## Material to process

%%

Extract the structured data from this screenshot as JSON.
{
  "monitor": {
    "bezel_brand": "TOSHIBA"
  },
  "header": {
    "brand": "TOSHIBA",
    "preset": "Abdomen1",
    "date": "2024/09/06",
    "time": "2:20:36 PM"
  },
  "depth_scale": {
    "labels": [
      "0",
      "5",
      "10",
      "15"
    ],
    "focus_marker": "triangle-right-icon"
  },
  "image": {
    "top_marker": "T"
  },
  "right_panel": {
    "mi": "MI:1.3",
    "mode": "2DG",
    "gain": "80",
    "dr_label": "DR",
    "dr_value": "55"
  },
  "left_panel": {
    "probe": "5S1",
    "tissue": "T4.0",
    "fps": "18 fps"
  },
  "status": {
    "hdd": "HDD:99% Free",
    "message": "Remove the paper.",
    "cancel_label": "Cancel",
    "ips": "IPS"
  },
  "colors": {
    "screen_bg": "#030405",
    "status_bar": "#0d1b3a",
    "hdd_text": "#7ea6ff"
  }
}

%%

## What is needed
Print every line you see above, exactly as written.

## Exercise response
Extract the structured data from this screenshot as JSON.
{
  "monitor": {
    "bezel_brand": "TOSHIBA"
  },
  "header": {
    "brand": "TOSHIBA",
    "preset": "Abdomen1",
    "date": "2024/09/06",
    "time": "2:20:36 PM"
  },
  "depth_scale": {
    "labels": [
      "0",
      "5",
      "10",
      "15"
    ],
    "focus_marker": "triangle-right-icon"
  },
  "image": {
    "top_marker": "T"
  },
  "right_panel": {
    "mi": "MI:1.3",
    "mode": "2DG",
    "gain": "80",
    "dr_label": "DR",
    "dr_value": "55"
  },
  "left_panel": {
    "probe": "5S1",
    "tissue": "T4.0",
    "fps": "18 fps"
  },
  "status": {
    "hdd": "HDD:99% Free",
    "message": "Remove the paper.",
    "cancel_label": "Cancel",
    "ips": "IPS"
  },
  "colors": {
    "screen_bg": "#030405",
    "status_bar": "#0d1b3a",
    "hdd_text": "#7ea6ff"
  }
}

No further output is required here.